Problem to work on:
Please copy every line of the data in which the string "chào" appears.

Source records:
....

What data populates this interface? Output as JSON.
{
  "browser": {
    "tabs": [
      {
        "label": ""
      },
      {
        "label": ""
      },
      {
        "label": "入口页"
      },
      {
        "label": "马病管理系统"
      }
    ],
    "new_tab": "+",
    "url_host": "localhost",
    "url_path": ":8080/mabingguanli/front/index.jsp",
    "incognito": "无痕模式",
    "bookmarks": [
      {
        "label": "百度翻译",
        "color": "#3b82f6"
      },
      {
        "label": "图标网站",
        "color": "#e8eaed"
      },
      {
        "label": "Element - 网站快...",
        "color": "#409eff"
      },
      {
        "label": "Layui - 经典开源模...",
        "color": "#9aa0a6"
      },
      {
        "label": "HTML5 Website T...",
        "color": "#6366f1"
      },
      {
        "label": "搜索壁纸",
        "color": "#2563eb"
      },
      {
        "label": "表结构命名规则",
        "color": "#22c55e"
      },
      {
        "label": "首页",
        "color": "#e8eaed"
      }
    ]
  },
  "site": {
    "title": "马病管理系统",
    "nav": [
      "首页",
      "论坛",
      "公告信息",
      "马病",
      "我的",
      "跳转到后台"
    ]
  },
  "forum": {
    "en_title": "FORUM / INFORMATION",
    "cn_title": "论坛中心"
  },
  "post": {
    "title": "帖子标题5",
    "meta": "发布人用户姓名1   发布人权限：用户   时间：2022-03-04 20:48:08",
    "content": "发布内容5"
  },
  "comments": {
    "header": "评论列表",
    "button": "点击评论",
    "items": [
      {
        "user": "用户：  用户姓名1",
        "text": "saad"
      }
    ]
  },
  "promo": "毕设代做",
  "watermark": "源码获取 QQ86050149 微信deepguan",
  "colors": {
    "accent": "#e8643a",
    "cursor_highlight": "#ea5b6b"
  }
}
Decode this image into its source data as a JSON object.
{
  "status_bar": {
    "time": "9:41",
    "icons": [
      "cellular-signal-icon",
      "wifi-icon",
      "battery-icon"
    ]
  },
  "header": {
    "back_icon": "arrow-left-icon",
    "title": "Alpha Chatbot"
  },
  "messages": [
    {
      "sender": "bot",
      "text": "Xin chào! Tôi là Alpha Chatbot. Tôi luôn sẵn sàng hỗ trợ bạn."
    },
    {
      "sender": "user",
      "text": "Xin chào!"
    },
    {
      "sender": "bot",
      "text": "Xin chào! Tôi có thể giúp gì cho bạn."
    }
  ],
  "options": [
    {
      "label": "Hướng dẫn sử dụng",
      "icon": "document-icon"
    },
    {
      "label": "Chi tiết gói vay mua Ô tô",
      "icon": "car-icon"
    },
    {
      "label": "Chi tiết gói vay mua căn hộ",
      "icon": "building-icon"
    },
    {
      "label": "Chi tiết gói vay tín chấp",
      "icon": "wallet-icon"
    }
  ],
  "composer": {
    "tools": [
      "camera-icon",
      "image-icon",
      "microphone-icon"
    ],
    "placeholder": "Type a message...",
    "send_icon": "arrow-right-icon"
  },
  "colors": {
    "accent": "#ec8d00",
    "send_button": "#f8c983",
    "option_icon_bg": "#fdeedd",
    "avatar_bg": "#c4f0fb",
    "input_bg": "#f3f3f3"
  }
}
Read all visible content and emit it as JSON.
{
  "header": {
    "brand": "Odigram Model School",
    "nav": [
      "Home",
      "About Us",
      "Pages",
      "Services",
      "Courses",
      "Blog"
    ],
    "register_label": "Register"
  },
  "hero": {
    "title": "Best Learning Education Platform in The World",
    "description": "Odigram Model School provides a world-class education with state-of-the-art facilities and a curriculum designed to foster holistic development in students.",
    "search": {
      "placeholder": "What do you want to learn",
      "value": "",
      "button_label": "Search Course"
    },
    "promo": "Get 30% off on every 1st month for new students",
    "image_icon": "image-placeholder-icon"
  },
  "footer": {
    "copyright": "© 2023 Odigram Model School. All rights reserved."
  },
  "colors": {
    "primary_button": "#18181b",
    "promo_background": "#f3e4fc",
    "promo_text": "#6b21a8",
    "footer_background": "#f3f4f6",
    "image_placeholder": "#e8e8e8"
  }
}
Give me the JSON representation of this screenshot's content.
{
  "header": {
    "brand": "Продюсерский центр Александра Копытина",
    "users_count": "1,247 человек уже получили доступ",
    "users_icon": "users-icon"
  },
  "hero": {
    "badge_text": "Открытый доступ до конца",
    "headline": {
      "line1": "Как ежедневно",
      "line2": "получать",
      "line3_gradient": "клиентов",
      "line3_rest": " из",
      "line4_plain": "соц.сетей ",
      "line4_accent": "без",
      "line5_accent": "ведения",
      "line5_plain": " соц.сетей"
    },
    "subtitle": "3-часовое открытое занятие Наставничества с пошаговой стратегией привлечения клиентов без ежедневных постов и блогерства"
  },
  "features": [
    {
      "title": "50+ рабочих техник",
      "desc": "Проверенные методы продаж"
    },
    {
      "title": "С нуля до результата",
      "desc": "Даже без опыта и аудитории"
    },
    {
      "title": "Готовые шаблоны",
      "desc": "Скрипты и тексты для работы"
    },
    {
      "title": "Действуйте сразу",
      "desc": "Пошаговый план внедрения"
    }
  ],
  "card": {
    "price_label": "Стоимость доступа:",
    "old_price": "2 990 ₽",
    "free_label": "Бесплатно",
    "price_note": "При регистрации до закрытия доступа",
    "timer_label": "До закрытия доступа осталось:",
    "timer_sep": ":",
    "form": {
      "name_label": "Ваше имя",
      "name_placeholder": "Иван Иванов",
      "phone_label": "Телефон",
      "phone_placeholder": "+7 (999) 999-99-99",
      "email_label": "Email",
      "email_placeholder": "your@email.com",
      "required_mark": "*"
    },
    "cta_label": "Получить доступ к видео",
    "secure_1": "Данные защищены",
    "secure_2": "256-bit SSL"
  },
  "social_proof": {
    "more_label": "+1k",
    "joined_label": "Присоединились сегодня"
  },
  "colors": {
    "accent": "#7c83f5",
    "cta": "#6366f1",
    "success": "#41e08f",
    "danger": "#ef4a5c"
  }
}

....

Problem solution:
      "text": "Xin chào! Tôi là Alpha Chatbot. Tôi luôn sẵn sàng hỗ trợ bạn."
      "text": "Xin chào!"
      "text": "Xin chào! Tôi có thể giúp gì cho bạn."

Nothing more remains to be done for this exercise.